Source. Indian Myth and Legend by Donald A. Mackenzie (1913). [300 words]
Night fell, but the fighting was renewed. In the darkness and confusion men slew their kinsmen, fathers cut down their sons, and brothers fought against brothers. Yudhishthira sent men with torches to light up the blood-red plain, and the battle was waged for many hours. Swords were splintered and spears were lost, and warriors threw great boulders and chariot wheels against one another. All men were maddened with the thirst for blood, and the night was filled with horrors.
At length Arjuna called for a truce, and it was agreed that the warriors should sleep on the battlefield. So all lay down, the charioteer in his chariot, the horseman on his steed, and the driver of the elephant on his elephant's back.
Duryodhana reproached Drona because that he did not slay the Pandavas in their sleep. "Let Karna," he said, "lead the hosts to victory."
Said Drona, "Thou art reaping the red harvest of thy sins. But know now that on the morrow either Arjuna will fall or I will be slain by him."

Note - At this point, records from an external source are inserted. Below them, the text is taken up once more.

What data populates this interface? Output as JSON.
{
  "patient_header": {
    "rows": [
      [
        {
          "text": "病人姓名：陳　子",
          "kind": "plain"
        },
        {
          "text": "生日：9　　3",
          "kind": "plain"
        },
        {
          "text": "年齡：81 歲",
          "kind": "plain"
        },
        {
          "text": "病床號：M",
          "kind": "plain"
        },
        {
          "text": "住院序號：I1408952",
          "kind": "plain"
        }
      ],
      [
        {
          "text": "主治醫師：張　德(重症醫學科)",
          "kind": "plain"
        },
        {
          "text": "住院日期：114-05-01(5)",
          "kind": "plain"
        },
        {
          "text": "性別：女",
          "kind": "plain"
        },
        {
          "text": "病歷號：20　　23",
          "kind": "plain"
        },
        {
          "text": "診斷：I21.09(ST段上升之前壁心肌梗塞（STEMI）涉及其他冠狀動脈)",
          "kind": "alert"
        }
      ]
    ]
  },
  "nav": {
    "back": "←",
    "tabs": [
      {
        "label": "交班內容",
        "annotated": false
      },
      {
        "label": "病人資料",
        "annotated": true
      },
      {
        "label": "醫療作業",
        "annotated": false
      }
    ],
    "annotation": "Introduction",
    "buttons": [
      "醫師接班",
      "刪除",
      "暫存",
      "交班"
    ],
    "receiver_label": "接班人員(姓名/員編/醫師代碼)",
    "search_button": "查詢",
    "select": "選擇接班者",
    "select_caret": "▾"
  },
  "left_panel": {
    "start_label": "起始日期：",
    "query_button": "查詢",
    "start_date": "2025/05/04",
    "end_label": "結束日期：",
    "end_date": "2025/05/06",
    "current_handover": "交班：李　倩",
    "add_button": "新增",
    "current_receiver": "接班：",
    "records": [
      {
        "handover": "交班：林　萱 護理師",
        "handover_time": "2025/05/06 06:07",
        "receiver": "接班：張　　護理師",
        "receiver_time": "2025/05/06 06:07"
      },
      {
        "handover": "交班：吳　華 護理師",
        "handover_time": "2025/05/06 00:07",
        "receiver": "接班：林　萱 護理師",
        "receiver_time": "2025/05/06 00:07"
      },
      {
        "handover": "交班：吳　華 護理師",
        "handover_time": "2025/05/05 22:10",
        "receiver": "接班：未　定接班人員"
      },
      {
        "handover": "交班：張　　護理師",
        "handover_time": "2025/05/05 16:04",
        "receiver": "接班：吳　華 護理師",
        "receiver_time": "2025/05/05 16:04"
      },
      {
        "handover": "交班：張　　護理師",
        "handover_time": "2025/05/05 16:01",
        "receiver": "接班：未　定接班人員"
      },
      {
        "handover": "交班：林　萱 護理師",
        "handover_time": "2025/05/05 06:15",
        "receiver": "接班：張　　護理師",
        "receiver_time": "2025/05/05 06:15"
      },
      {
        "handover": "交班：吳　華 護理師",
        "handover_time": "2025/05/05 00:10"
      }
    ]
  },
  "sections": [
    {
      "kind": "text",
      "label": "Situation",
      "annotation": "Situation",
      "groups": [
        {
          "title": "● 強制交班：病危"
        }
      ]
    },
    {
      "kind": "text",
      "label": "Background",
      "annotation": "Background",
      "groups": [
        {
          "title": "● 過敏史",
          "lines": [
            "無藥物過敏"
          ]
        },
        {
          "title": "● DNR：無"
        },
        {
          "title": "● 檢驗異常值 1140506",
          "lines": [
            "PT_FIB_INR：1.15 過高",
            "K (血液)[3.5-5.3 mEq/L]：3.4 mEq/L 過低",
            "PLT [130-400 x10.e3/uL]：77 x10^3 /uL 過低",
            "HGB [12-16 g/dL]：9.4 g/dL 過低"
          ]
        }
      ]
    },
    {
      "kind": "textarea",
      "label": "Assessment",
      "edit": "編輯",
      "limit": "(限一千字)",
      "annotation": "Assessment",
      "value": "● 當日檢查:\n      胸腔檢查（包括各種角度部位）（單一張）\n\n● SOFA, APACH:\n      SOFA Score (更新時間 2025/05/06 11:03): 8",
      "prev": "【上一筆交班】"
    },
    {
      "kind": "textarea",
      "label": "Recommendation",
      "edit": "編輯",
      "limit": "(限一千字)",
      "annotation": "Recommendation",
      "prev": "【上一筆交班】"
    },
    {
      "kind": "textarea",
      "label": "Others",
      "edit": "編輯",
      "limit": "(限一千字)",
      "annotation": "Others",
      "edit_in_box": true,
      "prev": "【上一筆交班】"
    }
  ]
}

When the bright moon rose in the heavens the conflict was renewed. Many fell on that awful night. Ghatotkacha, the rakshasa son of Bhima, was foremost in the fray, and he slaughtered numerous Kaurava warriors. At length Karna went against him, and then the air was filled with blazing arrows. Each smote the other with powerful weapons, and for a time the issue hung in the balance.
Ghatotkacha created illusions, but Karna kept his senses in that great fight, even after his steeds had been slain; he leapt to the ground, then flung a celestial dart, the gift of Indra, and Ghatotkacha, uttering terrible cries, fell down and breathed his last breath. The Kauravas shouted with gladness, and the Pandavas shed tears of sorrow.